AB - Oligodendroglioma frequently (≥ 70%) responds to radiation and chemotherapy, and is the first CNS neoplasm in which a genetic signature dp and 19q deletion) has been associated with outcome within the context of large clinical trials. Current translational investigations focus on deletions or mutations of potential tumor suppressor genes, epigenetic alterations, amplification or mutation of growth factor and regulatory genes, and characterization of signaling events and regulatory protein expression. The most compelling data has involved 1p and 19q loss, which is observed in over 50% of anaplastic oligodendrogliomas. In two randomized phase III trials (Radiation Therapy Oncology Group 9402 and European Organisation for Research and Treatment of Cancer 26951), the addition of neoadjuvant or adjuvant procarbazine, lomustine, and vincristine (PCV; respectively) to radiotherapy did not produce superior survival as compared with radiotherapy alone. A modest increase in progression-free survival was observed with the addition of PCV, but at the cost of increased toxicity. Combined 1p and 19q loss identified a favorable prognostic group in both studies, which appeared to be independent of treatment arms. However, it is unclear whether these deletions represent surrogate markers of a favorable biologic tumor behavior, or are predictive of outcome after specific treatment. Currently, there is insufficient data to allow therapeutic decisions to be made solely on the basis of 1p and 19q gene deletion status. Future phase III trials are evaluating other chemotherapeutic and targeted agents, including temozolomide, and include correlative investigations of aberrant molecular events in these neoplasms, which may lead to future therapeutic strategies that are based on specific molecular signatures.

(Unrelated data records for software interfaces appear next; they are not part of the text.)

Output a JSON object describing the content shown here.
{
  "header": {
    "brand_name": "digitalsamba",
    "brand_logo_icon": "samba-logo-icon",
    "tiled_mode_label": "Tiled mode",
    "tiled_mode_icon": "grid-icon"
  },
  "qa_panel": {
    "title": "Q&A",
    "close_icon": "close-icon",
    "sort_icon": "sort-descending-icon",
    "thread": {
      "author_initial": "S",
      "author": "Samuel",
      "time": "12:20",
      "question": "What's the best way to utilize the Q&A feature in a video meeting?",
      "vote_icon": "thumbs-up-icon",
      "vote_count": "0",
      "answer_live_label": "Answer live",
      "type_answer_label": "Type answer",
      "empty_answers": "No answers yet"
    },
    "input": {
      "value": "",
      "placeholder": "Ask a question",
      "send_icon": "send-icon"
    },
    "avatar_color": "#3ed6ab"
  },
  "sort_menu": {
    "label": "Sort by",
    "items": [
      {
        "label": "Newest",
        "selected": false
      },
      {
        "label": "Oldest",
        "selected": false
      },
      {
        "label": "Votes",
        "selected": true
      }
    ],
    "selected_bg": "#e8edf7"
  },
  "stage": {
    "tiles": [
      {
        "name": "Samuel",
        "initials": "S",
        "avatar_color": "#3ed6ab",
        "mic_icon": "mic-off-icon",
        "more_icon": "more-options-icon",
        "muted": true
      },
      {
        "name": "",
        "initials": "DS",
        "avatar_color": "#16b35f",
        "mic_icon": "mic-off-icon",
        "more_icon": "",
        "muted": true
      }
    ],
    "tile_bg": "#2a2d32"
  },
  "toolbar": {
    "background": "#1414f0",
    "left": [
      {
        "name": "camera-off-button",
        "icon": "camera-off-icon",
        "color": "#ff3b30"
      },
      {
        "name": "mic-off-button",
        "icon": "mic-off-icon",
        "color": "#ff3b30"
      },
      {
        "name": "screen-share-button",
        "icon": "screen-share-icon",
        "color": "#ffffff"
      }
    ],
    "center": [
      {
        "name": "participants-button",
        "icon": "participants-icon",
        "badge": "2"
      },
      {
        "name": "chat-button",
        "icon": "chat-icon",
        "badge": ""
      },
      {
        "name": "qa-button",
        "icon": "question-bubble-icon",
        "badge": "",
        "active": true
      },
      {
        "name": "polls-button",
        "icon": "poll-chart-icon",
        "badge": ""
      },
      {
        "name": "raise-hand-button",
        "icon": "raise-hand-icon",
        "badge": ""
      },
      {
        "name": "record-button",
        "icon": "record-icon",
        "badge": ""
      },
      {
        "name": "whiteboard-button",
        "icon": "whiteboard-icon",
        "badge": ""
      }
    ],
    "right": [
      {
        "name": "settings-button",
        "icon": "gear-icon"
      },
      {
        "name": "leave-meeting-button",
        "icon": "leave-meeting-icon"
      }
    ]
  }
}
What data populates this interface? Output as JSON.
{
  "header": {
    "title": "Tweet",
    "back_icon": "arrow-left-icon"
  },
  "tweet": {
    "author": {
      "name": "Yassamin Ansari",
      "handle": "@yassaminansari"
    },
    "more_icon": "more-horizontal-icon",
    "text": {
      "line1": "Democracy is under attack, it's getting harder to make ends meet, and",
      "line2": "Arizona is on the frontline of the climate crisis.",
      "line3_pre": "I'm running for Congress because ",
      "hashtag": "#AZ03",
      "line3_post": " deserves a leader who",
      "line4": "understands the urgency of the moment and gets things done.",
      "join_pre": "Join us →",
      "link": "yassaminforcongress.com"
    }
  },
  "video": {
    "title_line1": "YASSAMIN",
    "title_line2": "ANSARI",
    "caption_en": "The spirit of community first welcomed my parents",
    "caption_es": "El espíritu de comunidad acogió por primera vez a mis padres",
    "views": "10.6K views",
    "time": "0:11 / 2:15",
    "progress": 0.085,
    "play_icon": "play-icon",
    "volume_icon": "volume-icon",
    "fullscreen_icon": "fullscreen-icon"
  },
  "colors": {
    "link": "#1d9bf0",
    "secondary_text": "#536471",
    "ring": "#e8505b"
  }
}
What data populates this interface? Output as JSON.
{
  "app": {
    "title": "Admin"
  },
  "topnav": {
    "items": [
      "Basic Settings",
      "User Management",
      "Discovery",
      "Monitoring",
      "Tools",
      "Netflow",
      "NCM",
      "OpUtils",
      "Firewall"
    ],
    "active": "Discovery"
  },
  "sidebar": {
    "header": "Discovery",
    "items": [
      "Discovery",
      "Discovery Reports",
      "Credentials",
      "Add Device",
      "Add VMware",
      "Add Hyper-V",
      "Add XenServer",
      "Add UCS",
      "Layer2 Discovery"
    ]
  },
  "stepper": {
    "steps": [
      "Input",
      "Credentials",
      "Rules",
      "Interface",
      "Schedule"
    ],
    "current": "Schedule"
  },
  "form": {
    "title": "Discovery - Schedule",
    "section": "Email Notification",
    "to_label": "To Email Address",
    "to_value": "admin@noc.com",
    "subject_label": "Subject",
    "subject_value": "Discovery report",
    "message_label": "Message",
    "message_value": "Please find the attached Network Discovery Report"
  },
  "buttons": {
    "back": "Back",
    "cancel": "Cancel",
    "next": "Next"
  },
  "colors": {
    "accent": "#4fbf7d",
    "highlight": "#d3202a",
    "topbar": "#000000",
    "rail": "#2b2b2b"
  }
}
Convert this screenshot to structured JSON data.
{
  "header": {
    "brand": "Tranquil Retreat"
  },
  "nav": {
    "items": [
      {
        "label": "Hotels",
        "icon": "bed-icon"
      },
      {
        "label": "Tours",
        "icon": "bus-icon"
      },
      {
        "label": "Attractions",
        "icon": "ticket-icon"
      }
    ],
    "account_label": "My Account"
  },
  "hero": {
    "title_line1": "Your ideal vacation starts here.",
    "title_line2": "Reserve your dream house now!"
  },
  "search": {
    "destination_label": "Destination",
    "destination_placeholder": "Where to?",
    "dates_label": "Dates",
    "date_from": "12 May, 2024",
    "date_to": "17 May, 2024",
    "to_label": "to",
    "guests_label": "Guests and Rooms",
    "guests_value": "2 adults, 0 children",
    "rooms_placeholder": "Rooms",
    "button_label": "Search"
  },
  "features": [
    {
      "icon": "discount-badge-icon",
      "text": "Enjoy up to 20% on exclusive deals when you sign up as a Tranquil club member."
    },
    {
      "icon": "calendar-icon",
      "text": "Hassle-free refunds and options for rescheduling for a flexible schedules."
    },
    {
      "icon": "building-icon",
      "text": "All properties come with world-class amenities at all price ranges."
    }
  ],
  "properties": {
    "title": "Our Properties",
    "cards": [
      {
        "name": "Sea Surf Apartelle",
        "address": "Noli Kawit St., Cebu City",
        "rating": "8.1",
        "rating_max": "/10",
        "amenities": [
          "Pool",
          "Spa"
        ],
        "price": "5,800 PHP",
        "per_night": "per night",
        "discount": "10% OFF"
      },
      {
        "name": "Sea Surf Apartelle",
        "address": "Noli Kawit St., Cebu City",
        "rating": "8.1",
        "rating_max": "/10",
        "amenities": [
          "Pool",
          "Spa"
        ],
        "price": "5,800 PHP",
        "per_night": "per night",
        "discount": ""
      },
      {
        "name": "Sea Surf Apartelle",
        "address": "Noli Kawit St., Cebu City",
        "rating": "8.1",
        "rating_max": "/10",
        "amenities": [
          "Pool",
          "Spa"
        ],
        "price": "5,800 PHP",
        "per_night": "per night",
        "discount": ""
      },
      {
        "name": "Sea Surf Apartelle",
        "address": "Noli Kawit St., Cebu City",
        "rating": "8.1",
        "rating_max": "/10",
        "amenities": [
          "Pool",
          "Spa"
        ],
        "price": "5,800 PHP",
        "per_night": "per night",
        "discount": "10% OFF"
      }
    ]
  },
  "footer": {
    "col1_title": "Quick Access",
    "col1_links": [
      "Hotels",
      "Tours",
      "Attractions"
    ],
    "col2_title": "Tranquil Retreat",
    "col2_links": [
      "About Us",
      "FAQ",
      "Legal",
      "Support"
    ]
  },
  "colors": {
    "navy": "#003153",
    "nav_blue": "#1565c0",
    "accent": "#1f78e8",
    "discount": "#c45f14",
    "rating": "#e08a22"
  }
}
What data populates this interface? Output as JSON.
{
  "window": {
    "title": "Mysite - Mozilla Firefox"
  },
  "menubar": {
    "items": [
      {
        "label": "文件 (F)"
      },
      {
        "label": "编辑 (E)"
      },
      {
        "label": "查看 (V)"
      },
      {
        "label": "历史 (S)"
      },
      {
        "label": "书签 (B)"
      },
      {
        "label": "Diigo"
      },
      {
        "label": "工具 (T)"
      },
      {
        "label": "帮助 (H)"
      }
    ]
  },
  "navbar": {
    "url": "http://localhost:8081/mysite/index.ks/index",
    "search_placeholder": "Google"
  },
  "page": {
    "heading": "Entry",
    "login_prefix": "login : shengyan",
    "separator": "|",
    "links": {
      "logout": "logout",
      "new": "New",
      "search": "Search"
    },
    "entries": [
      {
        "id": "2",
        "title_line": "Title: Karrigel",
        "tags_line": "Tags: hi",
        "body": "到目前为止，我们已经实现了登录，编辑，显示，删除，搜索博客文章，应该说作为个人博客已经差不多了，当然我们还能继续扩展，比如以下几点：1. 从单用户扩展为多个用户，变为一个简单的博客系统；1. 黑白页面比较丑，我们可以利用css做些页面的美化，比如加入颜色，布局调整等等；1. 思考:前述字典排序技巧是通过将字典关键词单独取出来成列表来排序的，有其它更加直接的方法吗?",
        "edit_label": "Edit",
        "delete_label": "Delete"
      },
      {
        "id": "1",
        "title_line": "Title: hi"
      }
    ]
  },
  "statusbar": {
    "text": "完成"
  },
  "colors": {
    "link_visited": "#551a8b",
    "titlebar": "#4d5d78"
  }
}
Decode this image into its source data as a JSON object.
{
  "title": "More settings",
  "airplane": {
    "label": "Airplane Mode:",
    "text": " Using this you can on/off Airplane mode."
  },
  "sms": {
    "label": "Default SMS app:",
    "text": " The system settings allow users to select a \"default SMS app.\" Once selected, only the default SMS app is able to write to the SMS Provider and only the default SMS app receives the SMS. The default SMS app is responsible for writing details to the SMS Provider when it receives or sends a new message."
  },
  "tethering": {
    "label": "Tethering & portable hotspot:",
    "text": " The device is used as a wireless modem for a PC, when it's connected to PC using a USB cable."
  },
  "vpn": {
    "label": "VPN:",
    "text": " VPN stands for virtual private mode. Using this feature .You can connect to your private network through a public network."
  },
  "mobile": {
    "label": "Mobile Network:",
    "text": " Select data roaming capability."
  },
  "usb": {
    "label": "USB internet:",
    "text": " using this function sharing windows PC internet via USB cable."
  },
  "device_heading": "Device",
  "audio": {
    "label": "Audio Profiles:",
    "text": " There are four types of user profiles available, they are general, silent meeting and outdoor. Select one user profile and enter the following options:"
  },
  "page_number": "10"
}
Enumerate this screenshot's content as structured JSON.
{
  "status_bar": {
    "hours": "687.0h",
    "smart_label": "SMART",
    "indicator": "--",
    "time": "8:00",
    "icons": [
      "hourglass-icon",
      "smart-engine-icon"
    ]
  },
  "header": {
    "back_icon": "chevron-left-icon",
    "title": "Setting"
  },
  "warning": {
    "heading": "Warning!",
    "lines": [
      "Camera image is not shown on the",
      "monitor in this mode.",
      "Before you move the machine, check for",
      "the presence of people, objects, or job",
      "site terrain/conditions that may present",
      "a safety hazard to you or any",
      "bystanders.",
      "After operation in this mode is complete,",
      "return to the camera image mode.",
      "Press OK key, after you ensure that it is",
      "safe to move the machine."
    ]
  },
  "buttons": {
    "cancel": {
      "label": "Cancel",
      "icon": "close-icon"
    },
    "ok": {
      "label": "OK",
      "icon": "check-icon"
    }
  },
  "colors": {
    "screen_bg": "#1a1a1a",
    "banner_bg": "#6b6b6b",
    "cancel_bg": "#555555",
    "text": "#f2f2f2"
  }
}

UR - http://www.scopus.com/inward/record.url?scp=33644869823&partnerID=8YFLogxK

UR - http://www.scopus.com/inward/citedby.url?scp=33644869823&partnerID=8YFLogxK

U2 - 10.1200/JCO.2005.04.9874

DO - 10.1200/JCO.2005.04.9874

M3 - Review article

VL - 24

SP - 1246

EP - 1252

JO - Journal of Clinical Oncology

JF - Journal of Clinical Oncology

SN - 0732-183X

IS - 8

ER -